** Work instructions **
Go through the records below and tally the lines that include "data". Answer with the number only.

___ Given records

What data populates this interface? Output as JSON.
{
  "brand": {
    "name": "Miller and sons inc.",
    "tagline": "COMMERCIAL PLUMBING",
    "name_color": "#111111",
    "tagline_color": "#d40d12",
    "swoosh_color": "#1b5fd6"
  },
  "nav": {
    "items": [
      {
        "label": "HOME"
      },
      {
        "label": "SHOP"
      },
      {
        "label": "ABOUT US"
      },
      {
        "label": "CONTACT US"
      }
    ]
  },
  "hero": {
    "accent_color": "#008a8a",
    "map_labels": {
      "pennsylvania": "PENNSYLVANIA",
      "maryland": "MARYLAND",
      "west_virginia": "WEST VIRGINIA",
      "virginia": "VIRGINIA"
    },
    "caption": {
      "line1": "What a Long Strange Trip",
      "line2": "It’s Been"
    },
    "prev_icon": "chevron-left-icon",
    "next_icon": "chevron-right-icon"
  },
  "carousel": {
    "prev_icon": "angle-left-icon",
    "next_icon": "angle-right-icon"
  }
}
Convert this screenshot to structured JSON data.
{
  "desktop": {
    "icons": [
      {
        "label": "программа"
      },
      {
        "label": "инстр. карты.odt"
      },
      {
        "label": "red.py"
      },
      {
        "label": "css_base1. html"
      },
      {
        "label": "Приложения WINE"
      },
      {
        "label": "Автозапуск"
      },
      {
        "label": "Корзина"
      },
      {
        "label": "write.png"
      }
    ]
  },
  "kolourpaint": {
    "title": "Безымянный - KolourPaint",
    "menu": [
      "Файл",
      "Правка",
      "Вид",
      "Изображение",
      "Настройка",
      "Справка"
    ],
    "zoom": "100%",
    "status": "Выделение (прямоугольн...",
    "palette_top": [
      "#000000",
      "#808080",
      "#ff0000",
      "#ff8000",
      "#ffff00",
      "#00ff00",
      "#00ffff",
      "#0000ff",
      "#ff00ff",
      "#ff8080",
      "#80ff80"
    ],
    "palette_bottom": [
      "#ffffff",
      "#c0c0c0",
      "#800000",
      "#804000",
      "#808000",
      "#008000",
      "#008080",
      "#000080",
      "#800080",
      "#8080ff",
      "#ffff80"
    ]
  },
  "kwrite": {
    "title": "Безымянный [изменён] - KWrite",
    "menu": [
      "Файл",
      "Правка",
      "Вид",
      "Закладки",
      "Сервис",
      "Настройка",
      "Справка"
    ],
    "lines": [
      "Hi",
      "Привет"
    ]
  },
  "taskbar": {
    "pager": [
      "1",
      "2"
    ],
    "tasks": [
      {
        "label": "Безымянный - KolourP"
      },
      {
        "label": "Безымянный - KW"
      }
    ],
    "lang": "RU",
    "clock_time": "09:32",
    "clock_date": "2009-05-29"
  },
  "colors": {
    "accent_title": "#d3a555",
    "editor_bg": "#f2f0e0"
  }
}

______

** Answer to the exercise **
2